### What you are asked to do
With no line left out, restate the data word for word.

Website and app data records
__________________________________________________

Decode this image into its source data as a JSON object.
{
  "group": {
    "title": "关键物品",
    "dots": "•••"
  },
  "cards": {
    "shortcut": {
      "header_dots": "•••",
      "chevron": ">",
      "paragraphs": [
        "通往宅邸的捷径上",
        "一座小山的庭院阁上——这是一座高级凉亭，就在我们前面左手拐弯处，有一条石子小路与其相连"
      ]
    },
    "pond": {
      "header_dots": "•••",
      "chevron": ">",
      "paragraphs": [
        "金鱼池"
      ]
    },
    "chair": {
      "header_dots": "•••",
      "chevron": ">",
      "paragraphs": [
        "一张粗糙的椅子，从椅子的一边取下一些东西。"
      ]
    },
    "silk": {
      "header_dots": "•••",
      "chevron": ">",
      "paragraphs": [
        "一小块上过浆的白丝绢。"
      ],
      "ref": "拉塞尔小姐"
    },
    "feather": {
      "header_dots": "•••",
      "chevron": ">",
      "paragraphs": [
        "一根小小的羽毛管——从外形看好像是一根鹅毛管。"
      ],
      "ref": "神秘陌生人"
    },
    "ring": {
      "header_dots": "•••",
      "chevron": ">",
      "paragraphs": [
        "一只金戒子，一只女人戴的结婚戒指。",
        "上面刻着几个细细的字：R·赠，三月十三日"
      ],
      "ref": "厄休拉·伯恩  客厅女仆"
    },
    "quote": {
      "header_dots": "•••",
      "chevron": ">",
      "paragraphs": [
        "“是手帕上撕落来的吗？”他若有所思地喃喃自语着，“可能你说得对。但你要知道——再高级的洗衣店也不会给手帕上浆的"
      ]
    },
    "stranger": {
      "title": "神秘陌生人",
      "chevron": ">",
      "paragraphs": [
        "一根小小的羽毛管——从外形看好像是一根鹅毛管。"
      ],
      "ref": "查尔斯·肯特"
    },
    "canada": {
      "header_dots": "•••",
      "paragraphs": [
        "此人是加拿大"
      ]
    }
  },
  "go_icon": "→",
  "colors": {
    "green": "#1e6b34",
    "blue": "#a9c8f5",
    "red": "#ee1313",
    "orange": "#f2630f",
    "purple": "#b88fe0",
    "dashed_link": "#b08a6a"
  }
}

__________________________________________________

### Answer
Decode this image into its source data as a JSON object.
{
  "group": {
    "title": "关键物品",
    "dots": "•••"
  },
  "cards": {
    "shortcut": {
      "header_dots": "•••",
      "chevron": ">",
      "paragraphs": [
        "通往宅邸的捷径上",
        "一座小山的庭院阁上——这是一座高级凉亭，就在我们前面左手拐弯处，有一条石子小路与其相连"
      ]
    },
    "pond": {
      "header_dots": "•••",
      "chevron": ">",
      "paragraphs": [
        "金鱼池"
      ]
    },
    "chair": {
      "header_dots": "•••",
      "chevron": ">",
      "paragraphs": [
        "一张粗糙的椅子，从椅子的一边取下一些东西。"
      ]
    },
    "silk": {
      "header_dots": "•••",
      "chevron": ">",
      "paragraphs": [
        "一小块上过浆的白丝绢。"
      ],
      "ref": "拉塞尔小姐"
    },
    "feather": {
      "header_dots": "•••",
      "chevron": ">",
      "paragraphs": [
        "一根小小的羽毛管——从外形看好像是一根鹅毛管。"
      ],
      "ref": "神秘陌生人"
    },
    "ring": {
      "header_dots": "•••",
      "chevron": ">",
      "paragraphs": [
        "一只金戒子，一只女人戴的结婚戒指。",
        "上面刻着几个细细的字：R·赠，三月十三日"
      ],
      "ref": "厄休拉·伯恩  客厅女仆"
    },
    "quote": {
      "header_dots": "•••",
      "chevron": ">",
      "paragraphs": [
        "“是手帕上撕落来的吗？”他若有所思地喃喃自语着，“可能你说得对。但你要知道——再高级的洗衣店也不会给手帕上浆的"
      ]
    },
    "stranger": {
      "title": "神秘陌生人",
      "chevron": ">",
      "paragraphs": [
        "一根小小的羽毛管——从外形看好像是一根鹅毛管。"
      ],
      "ref": "查尔斯·肯特"
    },
    "canada": {
      "header_dots": "•••",
      "paragraphs": [
        "此人是加拿大"
      ]
    }
  },
  "go_icon": "→",
  "colors": {
    "green": "#1e6b34",
    "blue": "#a9c8f5",
    "red": "#ee1313",
    "orange": "#f2630f",
    "purple": "#b88fe0",
    "dashed_link": "#b08a6a"
  }
}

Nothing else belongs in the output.